BOLLINGER'S FIRST RESPONSE
March 1, 2004
Audrey Sue-June Chan
Dear Student Leaders,
I feel the need to begin by restating both our anger over the deeply offensive comments you, and the entire Columbia community, have had to endure in the recent past and our unwavering institutional commitment to ensure that diversity at Columbia is a positive source of personal and collective growth. It is disturbing and ironic that in this year of celebration of the 50th anniversary of Brown v. Board of Education we should still be engaged in the struggle for equal respect for all people, regardless of race or ethnicity.
At the same time, I want you to know that we respect and admire the dignified and thoughtful way in which you have brought your concerns and proposals to us for discussion and action. I also hope and expect that these discussions will be ongoing in the months and years ahead, at every level of the University.
None of us, it should be emphasized, wishes to censor public debate. Issues such as the criteria for University admission whether involving geography, legacy, socioeconomic standing, athletic ability, or race and ethnicity-are clearly matters on which reasonable people may disagree. We know that in the course of public debate passions and misjudgment may lead people to say bad things, and, yet, in order to maintain an atmosphere of free and spirited inquiry and discussion, we must choose to forego our natural instinct to punish those who are intemperate and even offensive. This is never easy, but it is part of our larger commitments to academic freedom and freedom of speech.
That said, nothing in these basic principles prevents us from expressing our own disagreements and disapproval of verbal misbehavior, and we should do so when the occasion demands. To be sure, an atmosphere of free exchange requires an attitude – as well as an official policy – of tolerance. And, while the University, as such, must be cautious about intervening in public debates and condemning points of view, there are clearly times and circumstances for speaking out when some participants in discussion have crossed the boundaries of good will and fairness. Furthermore, there are certainly some limits on speech acts that can be implemented consistent with our basic commitment to free speech. We should make sure that Columbia is ready and able to react to such instances of personal abuse.

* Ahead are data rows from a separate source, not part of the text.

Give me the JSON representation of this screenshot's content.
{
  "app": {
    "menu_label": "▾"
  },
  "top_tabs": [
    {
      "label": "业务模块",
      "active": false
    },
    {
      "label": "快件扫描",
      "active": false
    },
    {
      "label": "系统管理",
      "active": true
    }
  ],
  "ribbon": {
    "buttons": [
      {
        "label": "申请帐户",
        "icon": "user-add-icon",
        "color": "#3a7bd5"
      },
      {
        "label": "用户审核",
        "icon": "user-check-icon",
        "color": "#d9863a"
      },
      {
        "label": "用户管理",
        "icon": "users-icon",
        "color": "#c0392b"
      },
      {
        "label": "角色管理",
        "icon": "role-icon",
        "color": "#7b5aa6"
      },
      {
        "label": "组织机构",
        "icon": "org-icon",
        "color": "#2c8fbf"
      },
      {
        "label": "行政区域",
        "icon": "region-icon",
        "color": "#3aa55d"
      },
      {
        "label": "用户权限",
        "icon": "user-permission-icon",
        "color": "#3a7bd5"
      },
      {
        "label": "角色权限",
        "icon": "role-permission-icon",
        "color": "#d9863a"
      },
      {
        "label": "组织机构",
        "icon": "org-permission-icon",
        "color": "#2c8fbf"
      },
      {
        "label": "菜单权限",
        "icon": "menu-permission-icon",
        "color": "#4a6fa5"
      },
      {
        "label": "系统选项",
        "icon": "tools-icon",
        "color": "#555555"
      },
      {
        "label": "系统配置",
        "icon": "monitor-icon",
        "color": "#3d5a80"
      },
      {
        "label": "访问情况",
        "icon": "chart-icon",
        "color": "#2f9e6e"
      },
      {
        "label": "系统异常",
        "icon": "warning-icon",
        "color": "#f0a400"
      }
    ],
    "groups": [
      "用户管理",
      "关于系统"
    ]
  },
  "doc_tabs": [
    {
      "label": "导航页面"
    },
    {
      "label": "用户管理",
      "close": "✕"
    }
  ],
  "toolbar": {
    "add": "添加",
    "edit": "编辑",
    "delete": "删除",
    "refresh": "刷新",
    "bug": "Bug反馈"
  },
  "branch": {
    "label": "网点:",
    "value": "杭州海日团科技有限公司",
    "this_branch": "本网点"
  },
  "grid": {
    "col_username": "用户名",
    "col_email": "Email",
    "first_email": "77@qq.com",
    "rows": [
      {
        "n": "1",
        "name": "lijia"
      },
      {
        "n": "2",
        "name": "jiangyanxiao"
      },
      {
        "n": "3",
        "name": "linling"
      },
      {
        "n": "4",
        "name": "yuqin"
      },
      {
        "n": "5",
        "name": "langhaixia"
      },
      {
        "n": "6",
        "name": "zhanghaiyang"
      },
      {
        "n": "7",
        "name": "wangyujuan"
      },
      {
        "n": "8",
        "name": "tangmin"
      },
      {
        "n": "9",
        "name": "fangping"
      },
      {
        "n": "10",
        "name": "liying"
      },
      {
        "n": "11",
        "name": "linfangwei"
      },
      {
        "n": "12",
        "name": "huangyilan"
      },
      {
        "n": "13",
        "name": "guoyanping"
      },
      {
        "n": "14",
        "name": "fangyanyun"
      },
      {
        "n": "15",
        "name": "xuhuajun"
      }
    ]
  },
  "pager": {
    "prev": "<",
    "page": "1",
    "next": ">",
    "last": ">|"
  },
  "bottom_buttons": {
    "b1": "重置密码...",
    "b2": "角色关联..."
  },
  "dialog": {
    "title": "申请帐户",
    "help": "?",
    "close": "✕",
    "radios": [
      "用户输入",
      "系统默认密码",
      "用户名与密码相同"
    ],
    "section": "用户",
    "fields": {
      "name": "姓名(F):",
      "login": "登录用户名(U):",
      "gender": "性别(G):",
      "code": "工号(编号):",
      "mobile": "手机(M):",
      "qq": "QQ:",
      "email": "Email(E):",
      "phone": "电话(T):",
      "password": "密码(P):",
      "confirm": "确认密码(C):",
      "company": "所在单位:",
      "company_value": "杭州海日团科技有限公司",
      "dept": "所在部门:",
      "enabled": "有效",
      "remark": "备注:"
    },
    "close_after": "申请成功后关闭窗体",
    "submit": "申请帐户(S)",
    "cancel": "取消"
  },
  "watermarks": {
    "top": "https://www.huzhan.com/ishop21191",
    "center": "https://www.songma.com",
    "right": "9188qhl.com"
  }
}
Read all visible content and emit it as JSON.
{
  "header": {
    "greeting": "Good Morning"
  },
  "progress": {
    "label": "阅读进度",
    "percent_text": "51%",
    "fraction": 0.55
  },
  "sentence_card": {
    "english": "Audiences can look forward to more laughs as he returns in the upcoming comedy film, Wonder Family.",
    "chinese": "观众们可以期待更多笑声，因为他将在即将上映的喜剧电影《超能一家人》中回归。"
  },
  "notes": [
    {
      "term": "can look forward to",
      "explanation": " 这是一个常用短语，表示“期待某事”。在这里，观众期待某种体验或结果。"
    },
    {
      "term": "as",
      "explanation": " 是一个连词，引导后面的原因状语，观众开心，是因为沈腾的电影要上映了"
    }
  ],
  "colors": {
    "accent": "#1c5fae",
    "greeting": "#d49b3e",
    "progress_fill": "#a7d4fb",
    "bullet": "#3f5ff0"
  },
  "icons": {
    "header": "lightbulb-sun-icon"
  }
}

I realize that responding appropriately to incidents such as those we have recently experienced is only part of what Columbia needs to do so that all students feel comfortable, safe, and fully included in the life of the University. I believe that we also need to do more in two other important areas that our students have called upon us to examine. One is what I would call the infrastructure of diversity, which seems to me less well-developed at Columbia than it should be. The other is the composition of the faculty and the structure of our curriculum.
To create institutional support for students of color at Columbia, I propose that we create a new Multicultural Affairs Office for undergraduates in the College and the School of Engineering and Applied Science. This office would, among other things, offer support and advising for groups and organizations; initiate and support cultural programming; act as an advocate for the needs of minority populations; facilitate peer mentoring programs among students of color; and provide diversity training to constituencies within the College and SEAS to ensure that the institution deals sensitively and fairly with all its students. Such an Office should not be isolated within the University, but rather should be closely associated with the Division of Student Affairs in Columbia College and The Fu Foundation School of Engineering and Applied Science so as to have maximum influence on and receive maximum support from the Deans and administrators who most directly work with these undergraduates. This proposal has the firm support of the Deans of the College and SEAS.
I will also ask that the special-interest housing for cultural groups rollover automatically for the 2004-05 academic year and that we begin promptly a serious conversation about the nature of such housing and its future. We will also begin an examination of the Intercultural Resource Center and the Intercultural House to determine whether we should consider changes in their structure and location. Provost Alan Brinkley and I will also consider how the central administration can best participate in these and other efforts.
The things we must do to increase the diversity of our faculty and the breadth of our curricular offerings are not achievable quickly, but there are steps that we must begin to take. A committee of faculty from across the University has been examining these problems already for many months, and I will meet with them soon to chart a strategy for achieving several important goals. The first is to increase the racial and gender diversity of our faculty, something Columbia has been doing for many years but which it must continue to do, with even greater energy. The second is to increase the representation of issues of multiculturalism in our curriculum and to strengthen the programs that are dedicated to exploring those issues – including the Institute for Research in African American Studies, the Institute for Research on Women and Gender, and the Center for the Study of Ethnicity and Race. We will, moreover, continue to examine all areas of our undergraduate curriculum and consider ways to ensure that it serves our multi-racial and multi-cultural student body more effectively.
In the coming weeks and months, I hope to have a series of more specific proposals on these and other matters as we continue – with the help of our students and faculty – to discuss the important issues that the events of recent weeks have demanded we confront. In the meantime, I want to express again my deep appreciation again to the students who have helped bring these issues to the forefront of our attention. Columbia will be better for your efforts.
Lee C. Bollinger